Future Cinema & Trafic 50

By Chris Darke


Future Cinema: The Cinematic Imaginary After Film
Edited by Jeffrey Shaw and Peter Weibel 

Trafic 50, Eté 2004: Qu’est-ce que le cinéma?
By Raymond Bellour, René Belletto, André Bazin & Alain Bergala

Cinema has left the building… I have two autopsy reports on my desk: one from Germany and the other from France. The deceased’s name is ‘Cinema’. Having reached a ripe old age, which most put at around 100 years although others say it was still older, the deceased has received two exceptionally thorough reports, each running to over 600 pages.

However, despite definitive proof to the contrary in this country, both my European colleagues appear to believe that the deceased has not yet ‘left the building’, as we pathologists of moving pictures like to say. The title of the French report indicates that they have yet to come to terms, in France, with Cinema’s admittedly sad but long overdue demise. ‘What is Cinema?’ it asks.

Well, the answer is clear: ‘Dead’. As for the report of my German colleagues, working out of ZKM (Centre for Art and Media) in Karlsruhe, here, too, one finds the same sense of mourning playing itself out. They have chosen for their title, Future Cinema, in the vain hope that the more one keeps on invoking the deceased’s name, even when discussing all manner of video-installations and computer games, its spirit will return as if in some strange kind of séance. And while both imagine, somewhat sentimentally, that Cinema survives, there are major differences between the two reports.

To mark the 50th edition of the ‘revue de cinéma’, Trafic, the French have recruited an international roster of critics and film-makers – including Atom Egoyan, Abbas Kiarostami, Manoel de Oliveira, Jim Jarmusch and Gus Van Sant, among others – to answer the famous ontological riddle, ‘What is Cinema’, posed by André Bazin back in the 1950s. According to several of Trafic’s contributors, it’s an ‘impossible question’.

Interestingly, Bazin crops up in both reports, each of which reprint his 1953 essay ‘Will CinemaScope Save the Film Industry?’ a canonical evolutionary account of how, in the 1950s, ‘Hollywood understood that the defence against television had to be of a spectacular nature.’ Bazin goes on: ‘unlike the traditional arts, which can merely decline or suffer, film in principle is mortal. And it’s better to know from the start if one truly cares about its continued existence. I myself have underlined the danger to film’s survival only to reaffirm my faith in its future.’

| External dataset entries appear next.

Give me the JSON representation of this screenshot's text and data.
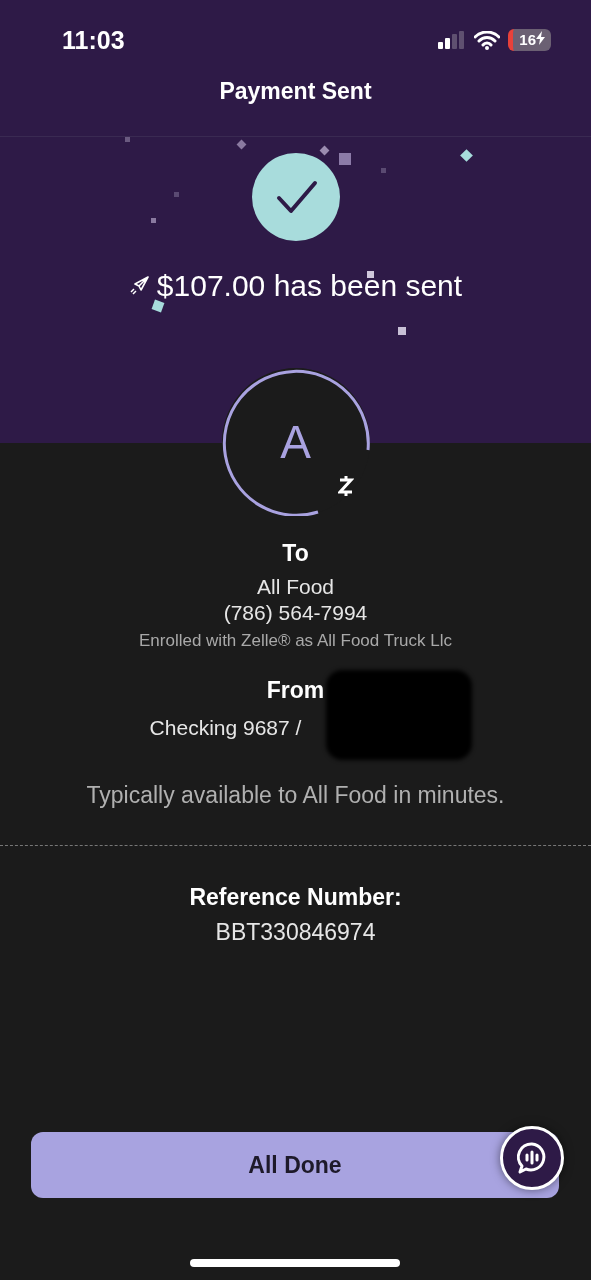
{
  "status_bar": {
    "time": "11:03",
    "battery": "16"
  },
  "header": {
    "title": "Payment Sent"
  },
  "confirmation": {
    "message": "$107.00 has been sent"
  },
  "recipient": {
    "initial": "A",
    "label": "To",
    "name": "All Food",
    "phone": "(786) 564-7994",
    "enrollment": "Enrolled with Zelle® as All Food Truck Llc"
  },
  "sender": {
    "label": "From",
    "account": "Checking 9687 /"
  },
  "availability": "Typically available to All Food in minutes.",
  "reference": {
    "label": "Reference Number:",
    "value": "BBT330846974"
  },
  "buttons": [
    "All Done"
  ]
}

One must turn to Trafic 50 to find the text, ‘Is Cinema Mortal?’, printed three months before his consideration of CinemaScope and in which he speculated: ‘Perhaps ‘cinema’ was only a stage in the vast evolution of the means of mechanical reproduction which have their origin in the 19th century with photography and the phonograph and of which television is the most recent example … it’s the second birth of cinema that makes it the spectacle that it has become today.’

Half a century later and one can justifiably ask what that ‘second birth’ delivered; Future Cinema provides a panoramic account. The Germans have produced a bulky silver beast of a book, a securely bound slab of 600-plus glossy pages, lavish with illustrations and dense of text; a compendium of prophecies, speculations and examples of ‘the Cinematic Imaginary after Film’. Future Cinema is the catalogue of the exhibition held at the Centre for Art and Media (ZKM) in Karlsruhe, Germany, between November 2002 and March 2003 but it aims to be far more than a mere catalogue; it wants to be a work of reference.

It sets out to cover almost every possible tributary of the moving image, both from the deceased’s pre-history when it was still in its embryonic form of magic lanterns and phenakistoscopes, right through to its digital afterlife in what Jeffrey Shaw, one of the show’s curators, calls ‘the consummate venture … the notion of a digitally extended cinema actually inhabited by its audience, who then become agents of, and protagonists in, its narrative development.’ Big Brother as the ‘consummate venture’ of the ‘cinematic imaginary after film’, anyone?

Future Cinema is available from ZKM & The MIT Press, 2003 priced $39.95

Trafic 50 is available from Editions P.O.L priced 30 Euros

Chris Darke writes extensively on all aspects of cinema. His latest book, a study of Alphaville, will be published early in 2005.